Nonfiction from Anna Hundert
lace (noun): cotton or silk, knitted or twisted, or clinging to skin, or lying on the table waiting to be touched (as in lace doilies) / lace (noun): they come in pairs, looping around each other in knots; they keep her shoes on her feet when she runs (away) / lace (verb): to fasten the laces of your shoes, or of someone else’s shoes (perhaps kneeling at her feet)
Lace makes an insincere effort in the task of covering. The appeal is in that dissonance of nakedness and modesty, the way the lace represents a barrier that isn’t there, a type of clothing that welcomes hands, allows for the contact of skin on skin. Or: clothing that is made to be removed. You see, loops can be either quaint or sinister. The word lace derives from the Latin noun laqueus, meaning noose. Or: the thing that makes your body feel inescapably heavy.
Which is not to say that my lace underwear might be compared to a thousand tiny nooses. I am sometimes afraid to write a question mark after asking something like how did lace come to be so exclusively feminine, what other fabric can claim this gendered air. Is it in the perceived fragility, or in the way we value it for thinness and lightness, or whiteness. Something in the way it seems to invite you to try to tear it apart. To press yourself into its empty spaces.
Which is to say that the appeal is in the uncovered parts, the patterning of a self with a hidden self. Which is to say that maybe we’re sexier when we’re not entirely present. Or: the appeal is in the material itself. Have you ever looked closely at the pattern on the cups of a lace bra. The truth is that it was never really about skin. Lingerie looks sexy on its own, lying crumpled on the floor or folded neatly in the drawer below your socks. A thousand tiny nooses linked together.
lace (verb): to entwine or entangle; the fingers of your right hand mingling with the fingers of your left hand (or her left hand) / lace (verb): to enrich or fortify, to add an extra ingredient (for example, “laced with ecstasy”)

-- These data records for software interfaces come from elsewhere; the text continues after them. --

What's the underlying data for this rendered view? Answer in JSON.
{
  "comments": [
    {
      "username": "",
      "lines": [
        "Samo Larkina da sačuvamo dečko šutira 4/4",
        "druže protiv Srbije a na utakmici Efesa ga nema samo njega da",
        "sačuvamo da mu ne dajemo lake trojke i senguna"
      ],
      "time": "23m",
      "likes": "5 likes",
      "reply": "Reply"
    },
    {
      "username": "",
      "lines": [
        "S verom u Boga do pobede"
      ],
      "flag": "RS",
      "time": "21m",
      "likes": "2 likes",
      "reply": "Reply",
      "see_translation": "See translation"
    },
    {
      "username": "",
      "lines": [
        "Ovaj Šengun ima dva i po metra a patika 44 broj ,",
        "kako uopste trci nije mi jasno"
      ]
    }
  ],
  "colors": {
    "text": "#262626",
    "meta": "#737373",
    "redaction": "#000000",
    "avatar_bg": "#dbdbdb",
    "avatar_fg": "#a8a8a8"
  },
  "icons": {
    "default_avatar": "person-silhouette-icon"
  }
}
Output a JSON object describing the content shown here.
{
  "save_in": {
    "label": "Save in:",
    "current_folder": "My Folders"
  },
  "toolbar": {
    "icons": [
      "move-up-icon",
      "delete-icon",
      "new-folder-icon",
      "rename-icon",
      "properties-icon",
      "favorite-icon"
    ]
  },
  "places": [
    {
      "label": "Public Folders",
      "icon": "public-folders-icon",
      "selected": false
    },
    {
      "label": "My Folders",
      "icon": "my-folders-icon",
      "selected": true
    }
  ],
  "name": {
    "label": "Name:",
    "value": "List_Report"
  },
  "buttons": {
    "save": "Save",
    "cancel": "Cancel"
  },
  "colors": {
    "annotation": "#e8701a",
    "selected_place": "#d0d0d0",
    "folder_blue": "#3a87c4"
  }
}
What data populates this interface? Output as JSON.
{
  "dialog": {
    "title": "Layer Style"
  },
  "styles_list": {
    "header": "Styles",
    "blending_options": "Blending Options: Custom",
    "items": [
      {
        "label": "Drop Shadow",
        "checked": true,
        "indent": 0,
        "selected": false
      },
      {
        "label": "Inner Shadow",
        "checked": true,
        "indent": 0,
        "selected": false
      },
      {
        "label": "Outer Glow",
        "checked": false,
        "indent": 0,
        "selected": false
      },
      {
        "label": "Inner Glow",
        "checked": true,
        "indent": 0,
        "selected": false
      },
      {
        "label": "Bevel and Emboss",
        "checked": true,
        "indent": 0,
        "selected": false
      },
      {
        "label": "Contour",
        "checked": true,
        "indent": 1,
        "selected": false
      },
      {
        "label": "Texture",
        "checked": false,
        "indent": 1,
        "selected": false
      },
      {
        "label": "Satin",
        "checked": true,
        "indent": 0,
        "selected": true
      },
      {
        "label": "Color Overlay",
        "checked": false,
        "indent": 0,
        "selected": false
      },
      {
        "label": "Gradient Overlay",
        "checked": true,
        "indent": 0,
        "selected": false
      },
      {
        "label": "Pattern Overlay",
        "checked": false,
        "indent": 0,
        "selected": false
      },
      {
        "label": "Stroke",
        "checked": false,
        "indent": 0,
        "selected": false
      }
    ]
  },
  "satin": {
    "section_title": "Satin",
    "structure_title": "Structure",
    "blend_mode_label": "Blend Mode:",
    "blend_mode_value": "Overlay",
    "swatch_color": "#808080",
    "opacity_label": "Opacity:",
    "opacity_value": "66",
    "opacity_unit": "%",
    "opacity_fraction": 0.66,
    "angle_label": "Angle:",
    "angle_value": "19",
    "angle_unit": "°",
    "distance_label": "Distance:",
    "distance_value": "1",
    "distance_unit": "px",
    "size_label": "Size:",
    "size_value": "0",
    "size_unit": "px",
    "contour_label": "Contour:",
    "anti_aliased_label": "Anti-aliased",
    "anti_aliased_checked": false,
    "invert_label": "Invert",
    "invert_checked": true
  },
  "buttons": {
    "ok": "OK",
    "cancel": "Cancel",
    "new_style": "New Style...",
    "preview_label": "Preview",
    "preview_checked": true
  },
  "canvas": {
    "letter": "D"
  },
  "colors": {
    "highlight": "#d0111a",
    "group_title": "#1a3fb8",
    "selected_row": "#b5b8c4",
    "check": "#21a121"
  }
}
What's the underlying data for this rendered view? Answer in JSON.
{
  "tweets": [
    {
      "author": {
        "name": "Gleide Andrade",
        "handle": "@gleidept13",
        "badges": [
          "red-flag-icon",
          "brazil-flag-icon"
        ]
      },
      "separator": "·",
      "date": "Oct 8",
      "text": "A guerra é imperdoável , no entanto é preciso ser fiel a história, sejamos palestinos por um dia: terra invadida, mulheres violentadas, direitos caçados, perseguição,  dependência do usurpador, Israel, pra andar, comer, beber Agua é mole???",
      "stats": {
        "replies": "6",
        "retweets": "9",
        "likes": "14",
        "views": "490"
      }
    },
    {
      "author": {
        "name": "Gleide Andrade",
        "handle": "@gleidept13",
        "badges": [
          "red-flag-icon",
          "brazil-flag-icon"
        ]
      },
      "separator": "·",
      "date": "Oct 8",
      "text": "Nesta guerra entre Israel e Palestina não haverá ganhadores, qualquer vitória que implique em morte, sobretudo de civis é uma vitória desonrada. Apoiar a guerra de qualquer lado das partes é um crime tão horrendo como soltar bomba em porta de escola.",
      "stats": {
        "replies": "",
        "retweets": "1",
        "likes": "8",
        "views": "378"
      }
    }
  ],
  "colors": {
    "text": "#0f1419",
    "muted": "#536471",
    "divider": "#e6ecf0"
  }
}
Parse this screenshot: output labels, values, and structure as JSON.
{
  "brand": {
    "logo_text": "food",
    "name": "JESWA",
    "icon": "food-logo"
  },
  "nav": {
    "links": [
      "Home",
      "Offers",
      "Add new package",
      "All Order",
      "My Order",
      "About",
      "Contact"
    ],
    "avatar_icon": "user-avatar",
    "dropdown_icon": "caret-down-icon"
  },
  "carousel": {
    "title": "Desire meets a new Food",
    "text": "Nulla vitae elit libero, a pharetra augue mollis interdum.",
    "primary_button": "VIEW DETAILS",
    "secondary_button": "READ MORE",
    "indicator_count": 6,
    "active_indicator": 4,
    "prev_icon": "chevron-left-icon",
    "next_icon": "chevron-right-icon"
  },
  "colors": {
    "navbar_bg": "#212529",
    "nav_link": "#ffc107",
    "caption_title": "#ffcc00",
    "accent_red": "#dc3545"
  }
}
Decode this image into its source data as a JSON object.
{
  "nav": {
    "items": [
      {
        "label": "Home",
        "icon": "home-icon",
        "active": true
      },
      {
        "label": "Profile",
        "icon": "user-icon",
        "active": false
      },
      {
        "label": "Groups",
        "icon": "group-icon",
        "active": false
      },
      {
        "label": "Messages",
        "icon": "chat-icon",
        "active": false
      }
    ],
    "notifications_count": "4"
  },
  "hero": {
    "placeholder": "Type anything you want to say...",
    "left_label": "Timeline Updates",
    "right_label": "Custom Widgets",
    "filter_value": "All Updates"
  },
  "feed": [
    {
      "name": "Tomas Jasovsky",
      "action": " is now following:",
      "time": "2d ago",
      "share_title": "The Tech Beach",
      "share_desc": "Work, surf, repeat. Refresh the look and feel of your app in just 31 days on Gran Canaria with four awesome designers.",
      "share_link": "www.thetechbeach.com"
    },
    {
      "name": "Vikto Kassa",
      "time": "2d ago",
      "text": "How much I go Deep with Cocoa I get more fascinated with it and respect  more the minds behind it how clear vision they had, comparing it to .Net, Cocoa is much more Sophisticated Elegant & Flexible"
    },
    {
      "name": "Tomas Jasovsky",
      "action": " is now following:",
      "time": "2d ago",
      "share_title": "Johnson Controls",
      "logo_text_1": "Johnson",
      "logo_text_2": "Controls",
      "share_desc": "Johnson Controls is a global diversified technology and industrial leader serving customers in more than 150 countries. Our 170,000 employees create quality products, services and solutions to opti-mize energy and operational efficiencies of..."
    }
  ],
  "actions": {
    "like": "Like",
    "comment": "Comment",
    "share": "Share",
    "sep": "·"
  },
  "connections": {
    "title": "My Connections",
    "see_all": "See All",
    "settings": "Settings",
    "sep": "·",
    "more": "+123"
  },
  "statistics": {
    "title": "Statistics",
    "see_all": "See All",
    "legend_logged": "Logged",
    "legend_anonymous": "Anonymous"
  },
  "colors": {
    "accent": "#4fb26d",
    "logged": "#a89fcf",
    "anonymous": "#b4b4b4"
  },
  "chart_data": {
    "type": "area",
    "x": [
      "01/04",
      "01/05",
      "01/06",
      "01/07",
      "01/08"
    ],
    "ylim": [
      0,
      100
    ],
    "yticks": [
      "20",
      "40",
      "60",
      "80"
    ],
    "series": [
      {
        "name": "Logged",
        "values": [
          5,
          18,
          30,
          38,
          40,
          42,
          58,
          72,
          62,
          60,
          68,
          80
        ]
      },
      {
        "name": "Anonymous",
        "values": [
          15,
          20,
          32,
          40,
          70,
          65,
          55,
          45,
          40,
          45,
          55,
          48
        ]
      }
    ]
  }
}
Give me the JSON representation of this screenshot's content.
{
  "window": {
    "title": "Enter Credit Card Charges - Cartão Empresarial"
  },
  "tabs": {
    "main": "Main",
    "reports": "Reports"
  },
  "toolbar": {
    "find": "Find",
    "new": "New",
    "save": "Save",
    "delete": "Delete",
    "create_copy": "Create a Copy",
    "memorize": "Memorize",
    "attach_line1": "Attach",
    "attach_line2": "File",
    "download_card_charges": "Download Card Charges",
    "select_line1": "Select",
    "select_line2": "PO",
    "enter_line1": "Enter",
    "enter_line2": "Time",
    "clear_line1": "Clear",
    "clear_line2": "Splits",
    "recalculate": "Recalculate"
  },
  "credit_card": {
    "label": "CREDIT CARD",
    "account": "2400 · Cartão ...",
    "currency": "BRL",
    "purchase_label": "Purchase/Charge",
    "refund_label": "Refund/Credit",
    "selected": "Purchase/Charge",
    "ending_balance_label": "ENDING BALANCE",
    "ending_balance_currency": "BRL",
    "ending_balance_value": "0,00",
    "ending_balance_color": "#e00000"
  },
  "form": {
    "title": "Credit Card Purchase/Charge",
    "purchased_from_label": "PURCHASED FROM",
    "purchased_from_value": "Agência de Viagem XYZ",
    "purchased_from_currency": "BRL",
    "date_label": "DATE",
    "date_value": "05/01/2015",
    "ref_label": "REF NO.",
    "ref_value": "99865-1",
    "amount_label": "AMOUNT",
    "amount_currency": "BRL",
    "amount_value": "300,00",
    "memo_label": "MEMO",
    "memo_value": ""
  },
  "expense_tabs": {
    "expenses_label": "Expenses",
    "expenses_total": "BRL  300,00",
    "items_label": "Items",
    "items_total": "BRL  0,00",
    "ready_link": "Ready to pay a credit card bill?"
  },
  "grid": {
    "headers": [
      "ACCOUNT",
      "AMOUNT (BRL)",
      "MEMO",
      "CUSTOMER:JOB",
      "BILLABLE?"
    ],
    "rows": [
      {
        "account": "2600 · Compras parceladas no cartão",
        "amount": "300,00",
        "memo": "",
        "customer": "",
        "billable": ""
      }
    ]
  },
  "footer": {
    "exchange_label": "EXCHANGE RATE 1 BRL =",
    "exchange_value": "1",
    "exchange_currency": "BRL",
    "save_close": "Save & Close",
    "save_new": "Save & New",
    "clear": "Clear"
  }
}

I used to think that lace would be uncomfortable. I imagined that my body would bulge out of the loops in tiny circles of fatness, or that the fabric would leave coarse pink railroad tracks around my hips. Which is to say that a story should weave around itself like lace. Reveal just enough flesh to be titillating. Should make your body feel unescapably heavy, or inescapably light. Should cling close to the skin, or hang in front of windows. A story should be forever touching itself, splitting apart and then meeting itself again.
When a female orgasm is especially strong, it is said to be violent. You break into shuddering ecstasy within the same idiom that lets dawn break each morning-after. You see, I do not like to describe sex with the language of advances and surrenders, those words of war, and I do not like my own tendency to associate pleasure with surrender. A student of Classics will always remember the Latin class where she learned that the word vagina means sheath or scabbard, the place to put your sword, and she will always remember the ninth-grade boys who laughed. Or: broke into laughter.
The pattern of lace rises and falls like a story. It has no climax, not in the traditional sense, not a linear build and release. But this is not a story of lack. My body cycles in loops, but it is not like a noose. I am not like a noose. I am not like a sheath. It’s never a good idea to think too hard about etymology. You’ll press yourself into too many empty spaces, get caught up in the loops.
Anna Hundert is a fiction and nonfiction writer currently based in Madrid. Her work has appeared in the Ploughshares blog, LitHub, Electric Literature, Passages North, and elsewhere both online and in print. She studied Classics and Literary Arts at Brown University.